Task details
Filter the listing below down to the lines with the word "kind" and copy those.

Entries shown
________
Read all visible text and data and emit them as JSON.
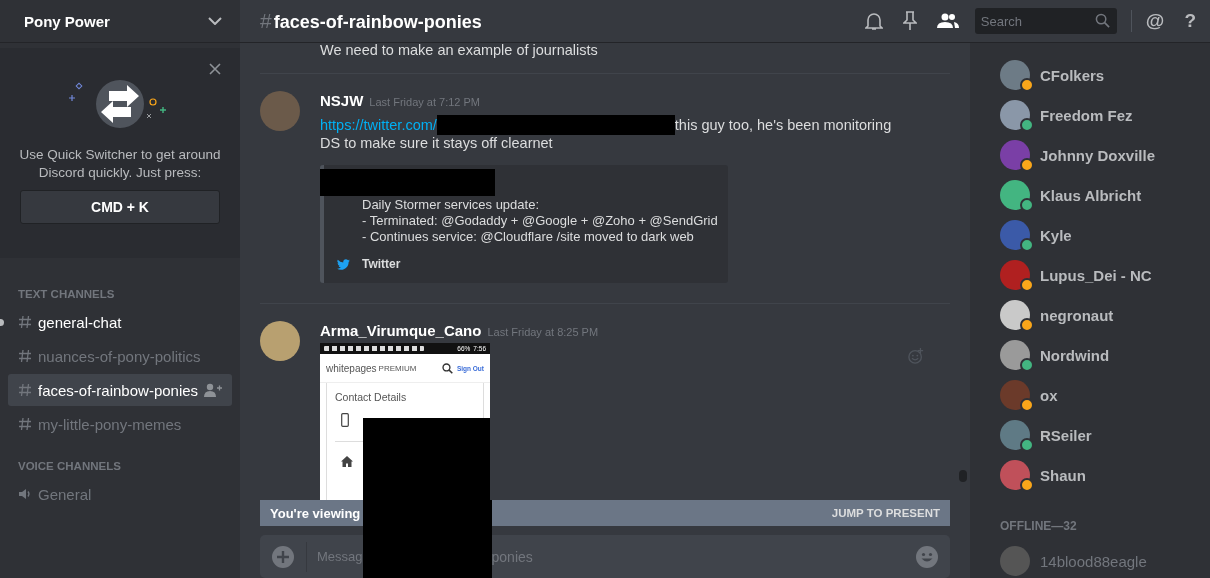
{
  "server": {
    "name": "Pony Power"
  },
  "quick_switcher": {
    "text": "Use Quick Switcher to get around Discord quickly. Just press:",
    "shortcut": "CMD + K"
  },
  "channel_groups": [
    {
      "title": "TEXT CHANNELS",
      "kind": "text",
      "channels": [
        {
          "name": "general-chat",
          "selected": false,
          "unread": true
        },
        {
          "name": "nuances-of-pony-politics",
          "selected": false,
          "unread": false
        },
        {
          "name": "faces-of-rainbow-ponies",
          "selected": true,
          "unread": false
        },
        {
          "name": "my-little-pony-memes",
          "selected": false,
          "unread": false
        }
      ]
    },
    {
      "title": "VOICE CHANNELS",
      "kind": "voice",
      "channels": [
        {
          "name": "General",
          "selected": false,
          "unread": false
        }
      ]
    }
  ],
  "header": {
    "hash": "#",
    "channel": "faces-of-rainbow-ponies",
    "search": {
      "placeholder": "Search"
    },
    "mention": "@",
    "help": "?"
  },
  "messages": [
    {
      "kind": "continuation",
      "text": "We need to make an example of journalists"
    },
    {
      "kind": "text",
      "author": "NSJW",
      "time": "Last Friday at 7:12 PM",
      "link": "https://twitter.com/",
      "text": "this guy too, he's been monitoring DS to make sure it stays off clearnet",
      "embed": {
        "lines": [
          "Daily Stormer services update:",
          "- Terminated: @Godaddy + @Google + @Zoho + @SendGrid",
          "- Continues service: @Cloudflare /site moved to dark web"
        ],
        "provider": "Twitter"
      }
    },
    {
      "kind": "image",
      "author": "Arma_Virumque_Cano",
      "time": "Last Friday at 8:25 PM",
      "phone": {
        "battery": "66%",
        "clock": "7:56",
        "brand": "whitepages",
        "tier": "PREMIUM",
        "sign_out": "Sign Out",
        "section": "Contact Details"
      }
    }
  ],
  "banner": {
    "text": "You're viewing",
    "action": "JUMP TO PRESENT"
  },
  "composer": {
    "placeholder_start": "Messag",
    "placeholder_end": "ponies"
  },
  "members": {
    "online": [
      {
        "name": "CFolkers",
        "color": "#faa61a"
      },
      {
        "name": "Freedom Fez",
        "color": "#43b581"
      },
      {
        "name": "Johnny Doxville",
        "color": "#faa61a"
      },
      {
        "name": "Klaus Albricht",
        "color": "#43b581"
      },
      {
        "name": "Kyle",
        "color": "#43b581"
      },
      {
        "name": "Lupus_Dei - NC",
        "color": "#faa61a"
      },
      {
        "name": "negronaut",
        "color": "#faa61a"
      },
      {
        "name": "Nordwind",
        "color": "#43b581"
      },
      {
        "name": "ox",
        "color": "#faa61a"
      },
      {
        "name": "RSeiler",
        "color": "#43b581"
      },
      {
        "name": "Shaun",
        "color": "#faa61a"
      }
    ],
    "offline_title": "OFFLINE—32",
    "offline": [
      {
        "name": "14blood88eagle"
      }
    ]
  }
}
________
Result for this exercise
      "kind": "text",
      "kind": "voice",
      "kind": "continuation",
      "kind": "text",
      "kind": "image",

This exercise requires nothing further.